Content starts

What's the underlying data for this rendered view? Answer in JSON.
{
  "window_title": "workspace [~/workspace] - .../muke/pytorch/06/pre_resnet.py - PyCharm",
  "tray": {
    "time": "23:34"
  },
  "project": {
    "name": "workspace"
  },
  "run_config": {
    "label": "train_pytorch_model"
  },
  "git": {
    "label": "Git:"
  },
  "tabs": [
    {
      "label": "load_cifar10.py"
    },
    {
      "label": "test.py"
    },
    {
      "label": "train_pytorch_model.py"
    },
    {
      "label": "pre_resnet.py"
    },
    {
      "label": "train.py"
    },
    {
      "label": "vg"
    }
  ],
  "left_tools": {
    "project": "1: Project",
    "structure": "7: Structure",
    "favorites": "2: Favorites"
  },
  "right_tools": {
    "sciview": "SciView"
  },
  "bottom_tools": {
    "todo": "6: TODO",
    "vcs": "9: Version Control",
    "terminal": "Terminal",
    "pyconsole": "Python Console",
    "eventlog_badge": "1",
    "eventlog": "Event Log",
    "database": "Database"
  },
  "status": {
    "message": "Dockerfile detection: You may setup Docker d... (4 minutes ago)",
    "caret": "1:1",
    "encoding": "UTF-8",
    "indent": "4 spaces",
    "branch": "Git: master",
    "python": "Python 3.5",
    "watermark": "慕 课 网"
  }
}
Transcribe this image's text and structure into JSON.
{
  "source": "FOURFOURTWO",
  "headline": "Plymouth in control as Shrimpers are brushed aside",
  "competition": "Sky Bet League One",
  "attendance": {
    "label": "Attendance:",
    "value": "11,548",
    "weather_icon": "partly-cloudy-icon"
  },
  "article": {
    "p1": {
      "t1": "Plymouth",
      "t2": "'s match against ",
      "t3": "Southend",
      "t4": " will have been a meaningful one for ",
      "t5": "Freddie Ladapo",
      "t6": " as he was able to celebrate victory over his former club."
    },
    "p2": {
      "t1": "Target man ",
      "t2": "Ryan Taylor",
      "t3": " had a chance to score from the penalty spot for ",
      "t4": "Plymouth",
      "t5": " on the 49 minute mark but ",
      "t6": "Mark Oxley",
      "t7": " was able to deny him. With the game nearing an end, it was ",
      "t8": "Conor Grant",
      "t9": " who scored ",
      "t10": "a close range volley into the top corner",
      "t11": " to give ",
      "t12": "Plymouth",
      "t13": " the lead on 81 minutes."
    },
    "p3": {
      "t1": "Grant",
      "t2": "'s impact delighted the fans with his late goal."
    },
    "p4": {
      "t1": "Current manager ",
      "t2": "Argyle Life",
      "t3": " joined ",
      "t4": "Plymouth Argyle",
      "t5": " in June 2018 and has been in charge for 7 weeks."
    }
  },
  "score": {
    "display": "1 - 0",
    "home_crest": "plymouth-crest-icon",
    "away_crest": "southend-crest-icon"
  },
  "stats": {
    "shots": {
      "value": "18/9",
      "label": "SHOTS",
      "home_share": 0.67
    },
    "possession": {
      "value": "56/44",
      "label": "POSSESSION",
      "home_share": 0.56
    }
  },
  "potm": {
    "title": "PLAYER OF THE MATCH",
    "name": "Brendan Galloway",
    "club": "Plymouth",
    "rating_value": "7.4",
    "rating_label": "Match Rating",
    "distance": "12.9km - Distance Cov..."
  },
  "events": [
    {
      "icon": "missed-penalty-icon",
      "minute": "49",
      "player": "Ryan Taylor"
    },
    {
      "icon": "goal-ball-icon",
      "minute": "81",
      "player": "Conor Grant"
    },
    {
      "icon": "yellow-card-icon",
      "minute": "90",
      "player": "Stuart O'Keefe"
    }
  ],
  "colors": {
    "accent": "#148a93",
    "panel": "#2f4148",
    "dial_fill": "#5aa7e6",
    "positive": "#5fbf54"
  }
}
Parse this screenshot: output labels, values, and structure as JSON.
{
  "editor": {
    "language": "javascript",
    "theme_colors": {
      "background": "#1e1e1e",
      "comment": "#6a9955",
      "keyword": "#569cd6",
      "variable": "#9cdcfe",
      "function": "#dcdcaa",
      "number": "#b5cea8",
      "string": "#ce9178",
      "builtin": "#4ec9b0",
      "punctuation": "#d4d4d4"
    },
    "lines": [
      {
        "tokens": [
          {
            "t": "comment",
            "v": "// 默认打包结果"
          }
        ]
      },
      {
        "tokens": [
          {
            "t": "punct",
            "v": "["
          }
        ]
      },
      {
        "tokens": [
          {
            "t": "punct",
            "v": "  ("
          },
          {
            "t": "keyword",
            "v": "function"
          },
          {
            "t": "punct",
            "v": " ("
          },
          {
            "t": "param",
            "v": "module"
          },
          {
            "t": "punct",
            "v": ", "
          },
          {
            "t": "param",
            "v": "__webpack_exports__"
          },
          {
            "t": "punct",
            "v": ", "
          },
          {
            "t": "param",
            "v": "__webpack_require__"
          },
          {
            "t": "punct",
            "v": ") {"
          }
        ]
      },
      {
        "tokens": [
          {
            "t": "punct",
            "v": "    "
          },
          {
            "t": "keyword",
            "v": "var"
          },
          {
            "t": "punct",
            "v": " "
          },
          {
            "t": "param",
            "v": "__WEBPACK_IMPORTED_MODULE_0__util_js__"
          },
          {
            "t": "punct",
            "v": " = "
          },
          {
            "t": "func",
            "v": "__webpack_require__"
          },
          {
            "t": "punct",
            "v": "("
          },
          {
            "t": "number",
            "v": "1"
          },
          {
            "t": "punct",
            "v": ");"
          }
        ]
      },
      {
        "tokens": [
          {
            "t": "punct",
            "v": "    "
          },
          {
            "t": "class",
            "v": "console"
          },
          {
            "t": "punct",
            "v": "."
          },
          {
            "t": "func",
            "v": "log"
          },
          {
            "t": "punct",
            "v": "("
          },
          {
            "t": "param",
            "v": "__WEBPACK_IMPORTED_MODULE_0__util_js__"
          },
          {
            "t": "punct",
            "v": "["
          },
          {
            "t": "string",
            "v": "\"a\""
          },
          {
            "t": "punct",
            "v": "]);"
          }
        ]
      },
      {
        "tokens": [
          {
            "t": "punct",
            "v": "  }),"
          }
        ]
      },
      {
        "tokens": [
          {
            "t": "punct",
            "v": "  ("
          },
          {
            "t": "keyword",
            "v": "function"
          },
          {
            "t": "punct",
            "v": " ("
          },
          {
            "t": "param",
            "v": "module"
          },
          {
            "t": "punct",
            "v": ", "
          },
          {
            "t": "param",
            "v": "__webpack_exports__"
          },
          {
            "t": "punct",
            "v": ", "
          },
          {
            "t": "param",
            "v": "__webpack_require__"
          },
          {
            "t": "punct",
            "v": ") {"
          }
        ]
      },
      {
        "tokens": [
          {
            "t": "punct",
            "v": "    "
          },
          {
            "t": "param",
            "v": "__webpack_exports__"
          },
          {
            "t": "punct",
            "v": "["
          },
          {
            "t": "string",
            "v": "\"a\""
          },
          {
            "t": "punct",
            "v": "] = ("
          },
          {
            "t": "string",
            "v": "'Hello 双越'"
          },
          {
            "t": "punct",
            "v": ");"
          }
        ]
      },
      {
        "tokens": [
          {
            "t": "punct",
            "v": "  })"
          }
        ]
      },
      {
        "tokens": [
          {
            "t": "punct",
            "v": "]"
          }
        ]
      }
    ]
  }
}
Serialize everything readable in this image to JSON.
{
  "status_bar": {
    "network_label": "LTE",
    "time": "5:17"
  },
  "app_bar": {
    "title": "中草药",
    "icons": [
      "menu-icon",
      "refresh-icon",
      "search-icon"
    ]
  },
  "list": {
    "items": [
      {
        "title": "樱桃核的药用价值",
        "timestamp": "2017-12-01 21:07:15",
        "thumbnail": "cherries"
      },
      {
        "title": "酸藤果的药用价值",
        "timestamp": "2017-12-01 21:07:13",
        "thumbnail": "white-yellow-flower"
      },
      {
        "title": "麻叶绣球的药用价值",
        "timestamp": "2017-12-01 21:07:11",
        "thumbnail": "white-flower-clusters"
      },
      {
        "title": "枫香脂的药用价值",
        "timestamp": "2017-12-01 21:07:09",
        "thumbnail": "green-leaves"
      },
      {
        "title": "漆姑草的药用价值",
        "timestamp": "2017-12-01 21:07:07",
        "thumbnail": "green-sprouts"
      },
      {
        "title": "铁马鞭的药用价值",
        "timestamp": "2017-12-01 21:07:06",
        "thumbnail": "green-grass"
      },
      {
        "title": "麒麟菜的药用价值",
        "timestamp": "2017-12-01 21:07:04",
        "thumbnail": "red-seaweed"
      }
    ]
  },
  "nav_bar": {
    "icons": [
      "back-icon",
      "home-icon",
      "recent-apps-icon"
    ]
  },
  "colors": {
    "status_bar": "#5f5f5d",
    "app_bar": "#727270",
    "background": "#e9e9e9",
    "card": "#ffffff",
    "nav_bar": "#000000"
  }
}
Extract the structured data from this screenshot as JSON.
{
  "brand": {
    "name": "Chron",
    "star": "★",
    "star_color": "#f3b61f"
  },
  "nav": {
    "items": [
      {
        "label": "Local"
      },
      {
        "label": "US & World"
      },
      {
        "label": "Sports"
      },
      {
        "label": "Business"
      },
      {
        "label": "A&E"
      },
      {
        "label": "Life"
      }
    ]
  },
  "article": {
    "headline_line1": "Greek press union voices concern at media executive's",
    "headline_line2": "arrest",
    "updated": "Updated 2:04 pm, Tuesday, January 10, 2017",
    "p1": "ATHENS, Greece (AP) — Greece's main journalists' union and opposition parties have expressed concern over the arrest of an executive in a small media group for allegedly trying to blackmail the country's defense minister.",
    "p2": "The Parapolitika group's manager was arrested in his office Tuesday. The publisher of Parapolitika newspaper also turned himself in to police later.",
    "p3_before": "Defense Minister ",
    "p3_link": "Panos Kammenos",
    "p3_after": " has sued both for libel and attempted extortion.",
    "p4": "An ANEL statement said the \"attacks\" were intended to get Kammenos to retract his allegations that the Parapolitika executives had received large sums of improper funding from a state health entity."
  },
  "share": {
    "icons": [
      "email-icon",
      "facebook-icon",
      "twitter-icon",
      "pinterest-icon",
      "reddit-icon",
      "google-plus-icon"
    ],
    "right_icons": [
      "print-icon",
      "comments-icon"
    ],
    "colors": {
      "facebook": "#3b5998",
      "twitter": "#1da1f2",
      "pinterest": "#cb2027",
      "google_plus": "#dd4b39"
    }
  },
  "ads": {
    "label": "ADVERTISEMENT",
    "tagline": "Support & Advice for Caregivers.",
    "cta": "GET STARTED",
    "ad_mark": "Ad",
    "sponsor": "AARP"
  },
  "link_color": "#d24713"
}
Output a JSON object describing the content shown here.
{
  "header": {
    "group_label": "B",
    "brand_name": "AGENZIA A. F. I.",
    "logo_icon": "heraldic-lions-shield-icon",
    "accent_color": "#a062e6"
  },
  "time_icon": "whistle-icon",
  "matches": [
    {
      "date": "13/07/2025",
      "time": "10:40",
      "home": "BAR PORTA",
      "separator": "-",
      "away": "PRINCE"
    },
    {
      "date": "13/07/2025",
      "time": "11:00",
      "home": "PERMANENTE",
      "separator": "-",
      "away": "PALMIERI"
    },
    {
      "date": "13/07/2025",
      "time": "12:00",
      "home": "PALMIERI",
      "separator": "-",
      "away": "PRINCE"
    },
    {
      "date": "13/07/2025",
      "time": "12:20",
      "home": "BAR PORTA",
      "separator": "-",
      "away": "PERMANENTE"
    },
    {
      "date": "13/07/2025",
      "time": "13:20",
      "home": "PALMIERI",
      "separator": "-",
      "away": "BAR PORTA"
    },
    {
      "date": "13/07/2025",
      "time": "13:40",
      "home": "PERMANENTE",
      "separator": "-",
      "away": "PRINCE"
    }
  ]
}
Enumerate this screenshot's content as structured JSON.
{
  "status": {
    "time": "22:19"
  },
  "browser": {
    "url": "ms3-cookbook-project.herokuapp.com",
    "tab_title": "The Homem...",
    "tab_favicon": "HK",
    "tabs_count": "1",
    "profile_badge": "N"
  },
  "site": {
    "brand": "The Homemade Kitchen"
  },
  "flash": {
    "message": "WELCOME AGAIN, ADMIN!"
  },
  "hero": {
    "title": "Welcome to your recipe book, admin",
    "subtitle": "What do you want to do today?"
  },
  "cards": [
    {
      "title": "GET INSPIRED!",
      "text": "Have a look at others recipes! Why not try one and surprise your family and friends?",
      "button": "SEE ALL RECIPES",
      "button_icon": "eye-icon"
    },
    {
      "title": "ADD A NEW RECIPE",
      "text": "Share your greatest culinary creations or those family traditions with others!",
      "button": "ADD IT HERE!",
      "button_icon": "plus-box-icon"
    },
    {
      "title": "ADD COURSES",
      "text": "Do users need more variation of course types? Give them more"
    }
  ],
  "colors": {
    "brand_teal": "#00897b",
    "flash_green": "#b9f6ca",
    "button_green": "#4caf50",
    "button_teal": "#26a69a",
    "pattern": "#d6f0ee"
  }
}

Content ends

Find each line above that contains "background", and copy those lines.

      "background": "#1e1e1e",
    "background": "#e9e9e9",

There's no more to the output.